A lot of good people, people I think heroic and virtuous, do not believe in my God. They are my friends, my students, my colleagues. One of the latter said he thought you had to be crazy, literally nuts, to believe in a God--which doesn't make my chances at tenure look very promising.
He may be right. I teach philosophy at a state university exploring the works of writers like Russell, Hume and Nietzsche. Such thinkers continue to give me all kinds of reasons to bail God-belief (in fact by now I can argue against God's existence better than anyone else I know), but I don't find such arguments satisfying.
Emotionally compelling? Absolutely.
I gave up God-belief during my graduate studies when I realized the religious views I had defended since high school were insufficient. But recently that changed.

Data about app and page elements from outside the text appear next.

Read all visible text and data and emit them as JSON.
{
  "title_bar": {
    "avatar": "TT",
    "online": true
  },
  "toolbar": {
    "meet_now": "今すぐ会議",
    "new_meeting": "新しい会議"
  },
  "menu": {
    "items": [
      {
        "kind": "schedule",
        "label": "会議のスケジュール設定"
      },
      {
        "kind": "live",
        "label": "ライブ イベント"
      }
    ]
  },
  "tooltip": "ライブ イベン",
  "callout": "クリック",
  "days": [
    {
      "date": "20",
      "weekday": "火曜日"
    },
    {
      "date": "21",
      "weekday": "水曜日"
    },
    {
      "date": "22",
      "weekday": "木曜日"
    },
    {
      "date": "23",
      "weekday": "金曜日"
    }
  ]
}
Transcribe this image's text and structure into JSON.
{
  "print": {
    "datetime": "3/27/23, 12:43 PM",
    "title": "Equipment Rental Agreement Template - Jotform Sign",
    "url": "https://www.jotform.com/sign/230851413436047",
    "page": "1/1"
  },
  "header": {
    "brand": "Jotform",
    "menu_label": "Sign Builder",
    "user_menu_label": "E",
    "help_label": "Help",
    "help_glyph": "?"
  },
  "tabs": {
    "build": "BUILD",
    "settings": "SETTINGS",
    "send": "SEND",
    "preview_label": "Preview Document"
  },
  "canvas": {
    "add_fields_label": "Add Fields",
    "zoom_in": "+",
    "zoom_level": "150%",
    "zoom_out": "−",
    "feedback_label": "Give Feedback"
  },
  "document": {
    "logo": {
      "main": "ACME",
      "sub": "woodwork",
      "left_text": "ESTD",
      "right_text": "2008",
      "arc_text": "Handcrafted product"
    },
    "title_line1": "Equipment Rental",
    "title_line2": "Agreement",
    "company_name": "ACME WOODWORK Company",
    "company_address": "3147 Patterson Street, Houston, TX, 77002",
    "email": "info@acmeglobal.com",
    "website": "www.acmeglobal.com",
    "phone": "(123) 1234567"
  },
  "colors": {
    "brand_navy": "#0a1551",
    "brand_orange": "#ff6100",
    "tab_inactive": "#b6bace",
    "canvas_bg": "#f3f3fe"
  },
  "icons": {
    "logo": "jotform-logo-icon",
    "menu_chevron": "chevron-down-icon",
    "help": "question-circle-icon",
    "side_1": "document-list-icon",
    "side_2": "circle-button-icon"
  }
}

When I get serious about what is real and what the best possible life looks like, I choose to believe-- even after a church I worked for fell apart, even after my son was born with autism, despite the arguments and the long season in which I felt confident a God was not there. I now choose to believe not only in a God, but in a very specific God.
This is what that path has looked like.